The movie’s timeline is concise, but within that framework, which includes a party in the apartment that Lisa’s leaving, flirtations, seductions and put-downs transpire with an uncommon intensity. Mara, Lisa and Astrid say bizarre and unsettling things, their cruelty and spite sometimes offhand, sometimes calculated. These characters possess a capacity for understanding, but not necessarily for compassion. The story billows out to encompass a shop clerk (Seraphina Schweiger) in the pharmacy across the street, an elderly neighbor (Margherita Schoch) with a particular fondness for a cat who isn’t hers, and the chambermaid (Birte Schöink) who once lived in Mara’s apartment and left behind a piano.
That chambermaid is one of the ghosts between the lines of Mara’s story. Sharing their memories, both Mara and Astrid try to hold on to Lisa by tying her to the past, another spectral expression. But habit and comfort give way to chance, and familiar trajectories are disrupted by other people’s choices. For a fleeting moment, a computer glitch — a ghost in the literal machine — turns Mara’s floor-plan PDF into a chaos of random beauty, an instant she tries and fails to recapture. Unlike Mara, the writer-directors of The Girl and the Spider can shape and control their story.
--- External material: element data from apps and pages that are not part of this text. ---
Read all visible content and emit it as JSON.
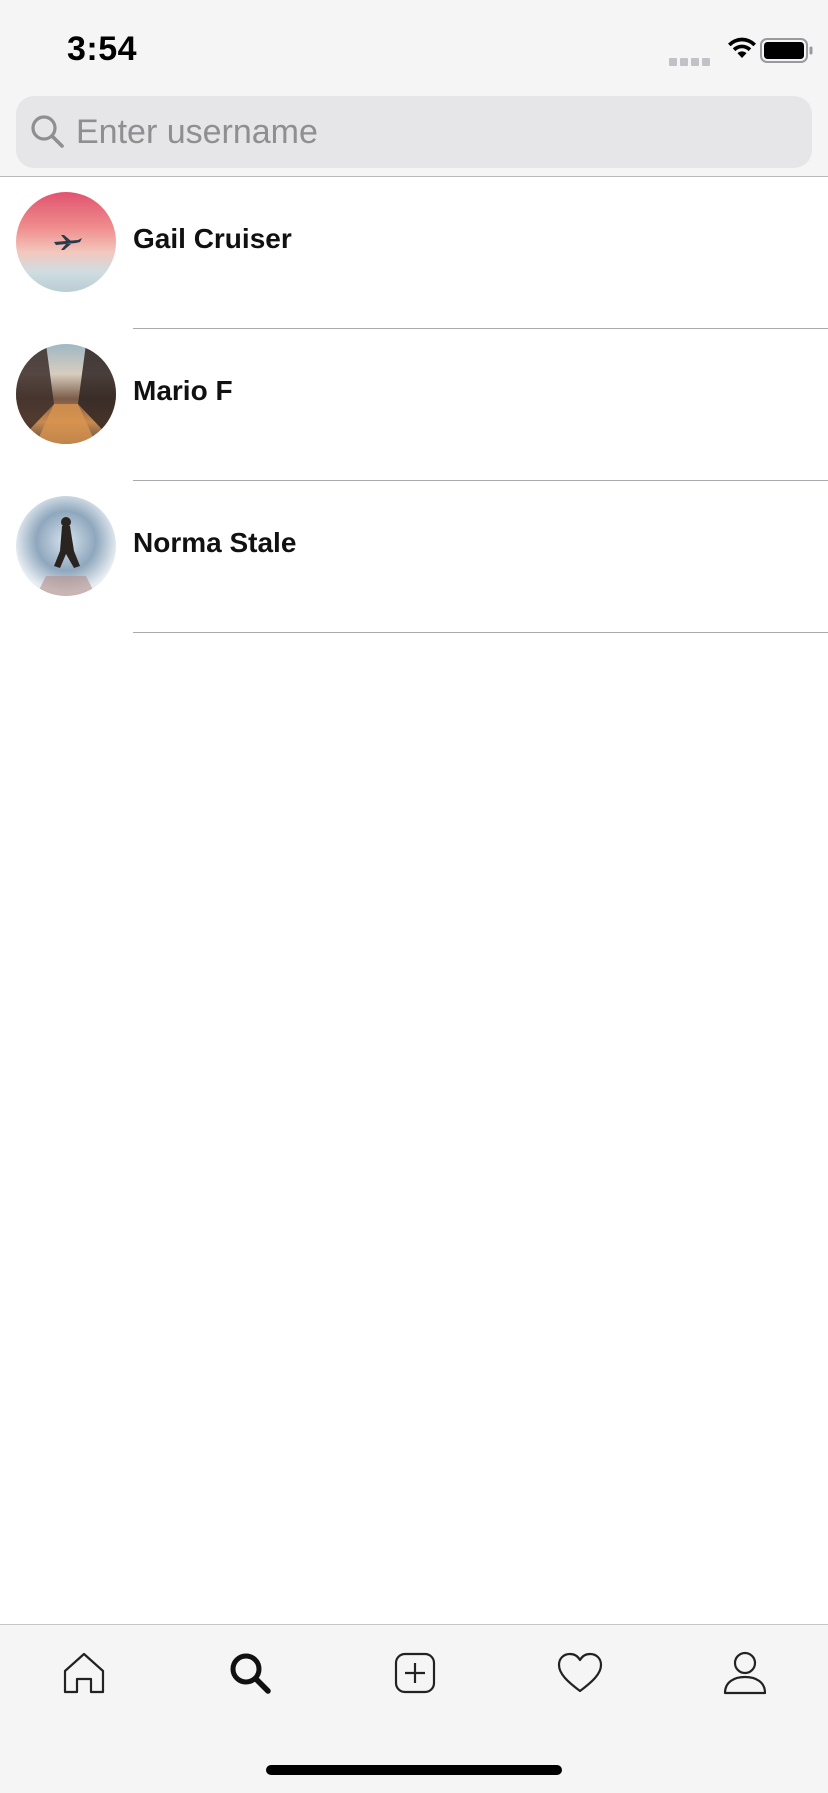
{
  "status_bar": {
    "time": "3:54",
    "icons": [
      "cellular-signal-icon",
      "wifi-icon",
      "battery-icon"
    ]
  },
  "search": {
    "placeholder": "Enter username",
    "value": "",
    "icon": "search-icon"
  },
  "users": [
    {
      "name": "Gail Cruiser",
      "avatar": "avatar-photo"
    },
    {
      "name": "Mario F",
      "avatar": "avatar-photo"
    },
    {
      "name": "Norma Stale",
      "avatar": "avatar-photo"
    }
  ],
  "tab_bar": {
    "tabs": [
      {
        "icon": "home-icon",
        "active": false
      },
      {
        "icon": "search-icon",
        "active": true
      },
      {
        "icon": "add-post-icon",
        "active": false
      },
      {
        "icon": "heart-icon",
        "active": false
      },
      {
        "icon": "profile-icon",
        "active": false
      }
    ]
  },
  "colors": {
    "background": "#ffffff",
    "chrome": "#f5f5f6",
    "search_field": "#e6e6e8",
    "placeholder": "#8e8e93",
    "divider": "#a9a9ad"
  }
}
They orchestrate a closing sequence of high-impact lyricism, bringing their tale of the mystery-infused quotidian to a shimmering, open-ended conclusion.